Queer research also seeks to challenge heteronormativity – or the everyday ways in which heterosexuality is made to be the unquestioned norm in society. A good example of this is the way in which, until equal marriage, the statement “I’m married” was a declaration of your heterosexuality (you could only be in an opposite-sex marriage), whereas to proclaim homosexuality could rarely be done in such an everyday way.
Challenging and questioning categories in this way is, I would suggest, where queer(y)ing is useful for policy analysis, as such categories are often used unthinkingly in our definition of policy problems. Take, for example, “lone parent”. For good reason, we have moved on from using terms like “single mother”, but still the category of “lone parent”, unchallenged, assumes we are describing a young woman trying to bring up young children in a socially rented home. The reality is most lone parents are older divorcees.
Let’s be more queer though – what about “household”? I think most people’s minds would immediately jump to a very heterosexual norm when we consider this term: a heterosexual nuclear family with 1.4 kids living somewhere we call “home”. Indeed, policies like welfare benefits suggest policymakers do this. It is assumed that people live in a family, or a home, and there is a main income earner who can be a benefit recipient; or a main carer for a dependant. These are not intentional choices; they just reflect the way we organise the world around the norms of the heterosexual majority.
There are some easy, ready-to-hand, ways to “queer” the category of “family”: multi-generational households; reconstituted families (families brought together following parental separation and re-attachment); latch-key kids, living between “homes”; adult-only households; lone-parent households.
But in a changing society, that fully recognises diversity, we can queer this category further. For example: polyamorous households of numerous adults who come-and-go but count one place as “home”; or “logical families” as made famous by Armistead Maupin in his Tales of the City and the lodging house on Barbary Lane; or young adults in professional occupations being forced to share housing in large cities because they simply cannot afford to live alone due to high housing costs.

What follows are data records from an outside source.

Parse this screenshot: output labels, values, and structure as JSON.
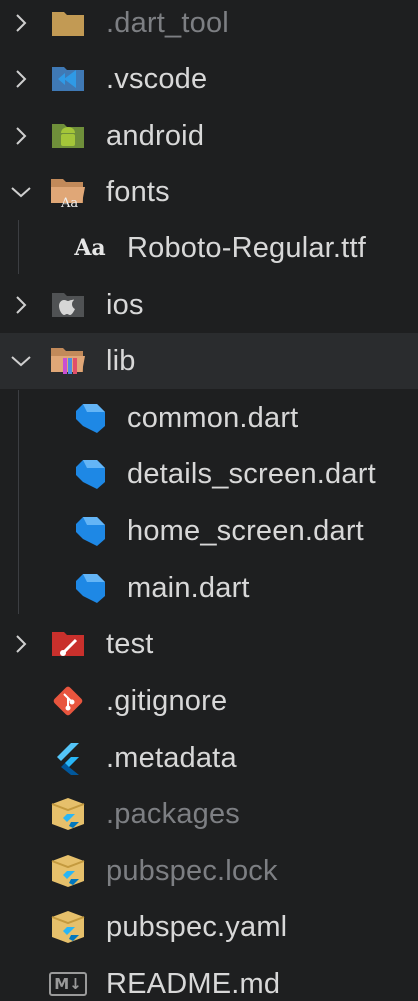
{
  "explorer": {
    "items": [
      {
        "label": ".dart_tool",
        "icon": "folder-icon",
        "expanded": false
      },
      {
        "label": ".vscode",
        "icon": "vscode-folder-icon",
        "expanded": false
      },
      {
        "label": "android",
        "icon": "android-folder-icon",
        "expanded": false
      },
      {
        "label": "fonts",
        "icon": "fonts-folder-icon",
        "expanded": true
      },
      {
        "label": "Roboto-Regular.ttf",
        "icon": "font-file-icon"
      },
      {
        "label": "ios",
        "icon": "ios-folder-icon",
        "expanded": false
      },
      {
        "label": "lib",
        "icon": "lib-folder-icon",
        "expanded": true
      },
      {
        "label": "common.dart",
        "icon": "dart-file-icon"
      },
      {
        "label": "details_screen.dart",
        "icon": "dart-file-icon"
      },
      {
        "label": "home_screen.dart",
        "icon": "dart-file-icon"
      },
      {
        "label": "main.dart",
        "icon": "dart-file-icon"
      },
      {
        "label": "test",
        "icon": "test-folder-icon",
        "expanded": false
      },
      {
        "label": ".gitignore",
        "icon": "git-icon"
      },
      {
        "label": ".metadata",
        "icon": "flutter-icon"
      },
      {
        "label": ".packages",
        "icon": "package-icon"
      },
      {
        "label": "pubspec.lock",
        "icon": "package-icon"
      },
      {
        "label": "pubspec.yaml",
        "icon": "package-icon"
      },
      {
        "label": "README.md",
        "icon": "markdown-icon"
      }
    ],
    "font_glyph": "Aa",
    "markdown_glyph": "M↓",
    "colors": {
      "background": "#1e1f20",
      "selected_row": "#2a2c2e",
      "text": "#d8d8d8",
      "dim_text": "#7d7f83",
      "dart_blue": "#1e88e5"
    }
  }
}
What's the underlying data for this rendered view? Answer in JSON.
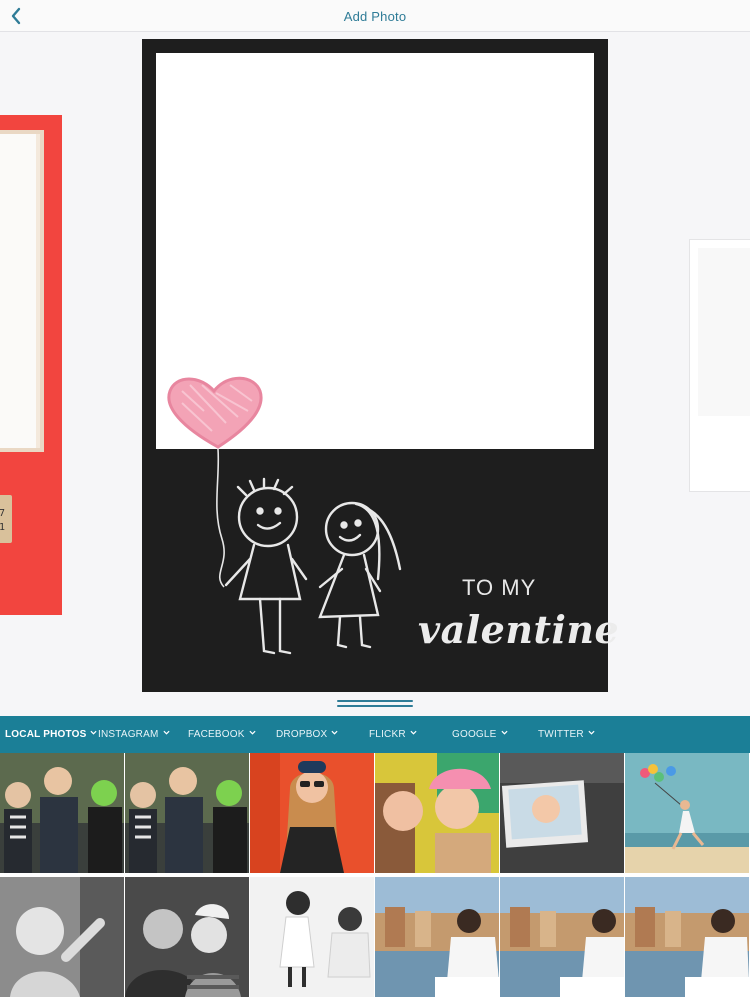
{
  "header": {
    "title": "Add Photo",
    "back_icon": "chevron-left-icon"
  },
  "colors": {
    "accent": "#2f7c97",
    "tab_bar": "#1b7f97",
    "chalkboard": "#1e1e1e",
    "left_card": "#f2453f"
  },
  "canvas": {
    "center_card": {
      "text_line1": "TO MY",
      "text_line2": "valentine"
    },
    "left_card": {
      "tag_text": "7\n1"
    }
  },
  "sources": {
    "tabs": [
      {
        "label": "LOCAL PHOTOS",
        "active": true
      },
      {
        "label": "INSTAGRAM",
        "active": false
      },
      {
        "label": "FACEBOOK",
        "active": false
      },
      {
        "label": "DROPBOX",
        "active": false
      },
      {
        "label": "FLICKR",
        "active": false
      },
      {
        "label": "GOOGLE",
        "active": false
      },
      {
        "label": "TWITTER",
        "active": false
      }
    ]
  },
  "photos": {
    "row1": [
      "kids-halloween-costumes-1",
      "kids-halloween-costumes-2",
      "woman-sunglasses-red-wall",
      "two-women-selfie",
      "baby-photo-print",
      "woman-balloons-beach"
    ],
    "row2": [
      "baby-black-and-white",
      "father-child-kiss-bw",
      "parent-child-bw",
      "woman-breakfast-venice-1",
      "woman-breakfast-venice-2",
      "woman-breakfast-venice-3"
    ]
  }
}
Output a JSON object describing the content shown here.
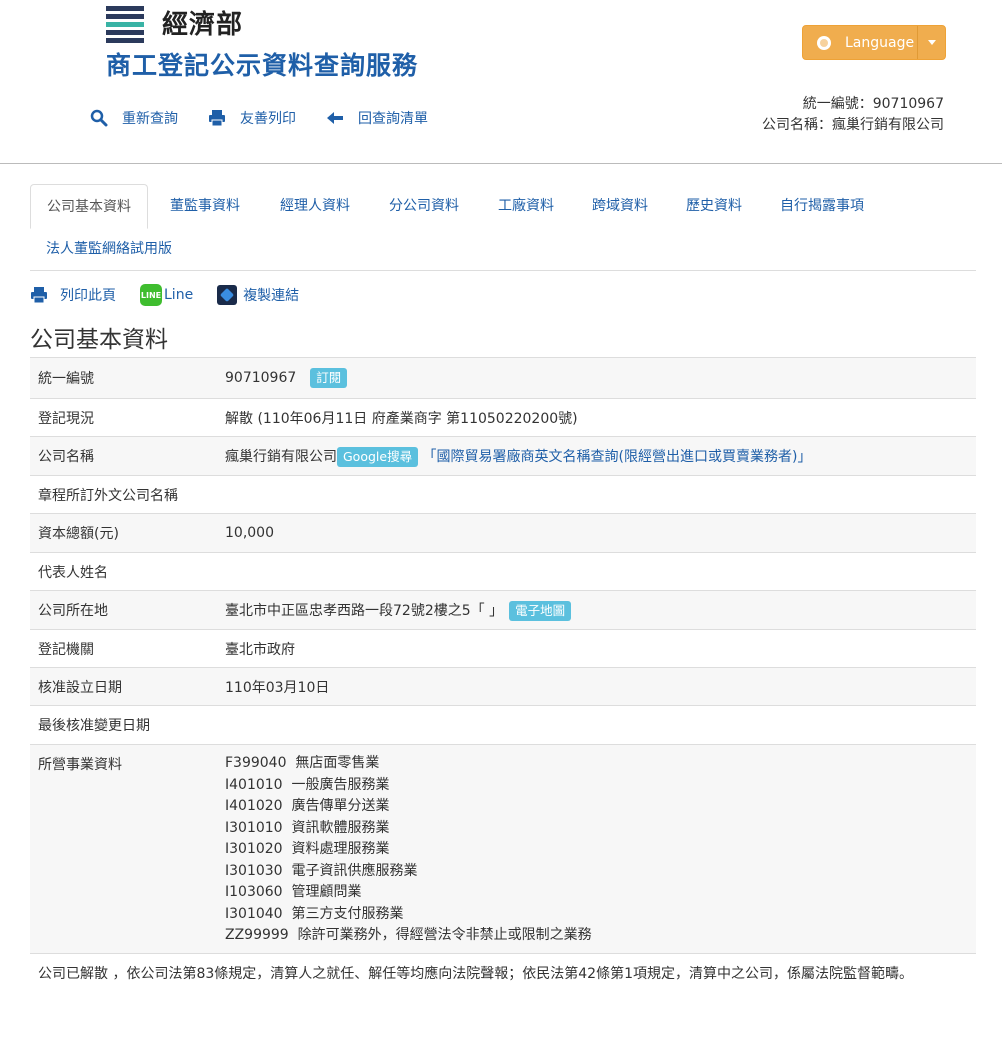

Finding new policy insight
Such queer(y)ing of categories does lend itself to categories associated with families, households and gendered divisions in society, because of queer studies roots in challenging heteronormative assumptions in society. But, I would argue, such challenging of categories can be applied much more widely. Policymaking is full of categories, and makes categories all the time. Policy analysis does regularly seek to analyse and question these, such as analysis of policy frames, or Carol Bacchi’s “What is the problem represented to be” approach. Queer(y)ing takes such analysis deeper, and challenges the policymaker or analyst to look askance at the categories they are using; ask the question “would I use these categories if society was completely different?”
This might seem an entirely academic exercise, of little use in a busy political context with constant policy demands. But, perhaps looking differently at that category that you use every day, without even thinking about what is contained in it, or who created it and why, might lead to policy insights you never imagined.
Join our community
We use this blog to talk about the work of the multidisciplinary policy design community. We share stories about our work, the thinking behind it and what policymaking might look like in the future. If you would like to read more, then please subscribe to this blog. If you work for the UK's government, then you can you join the policy design community. If you don't work for the UK government, then join our AHRC Design and Policy Network.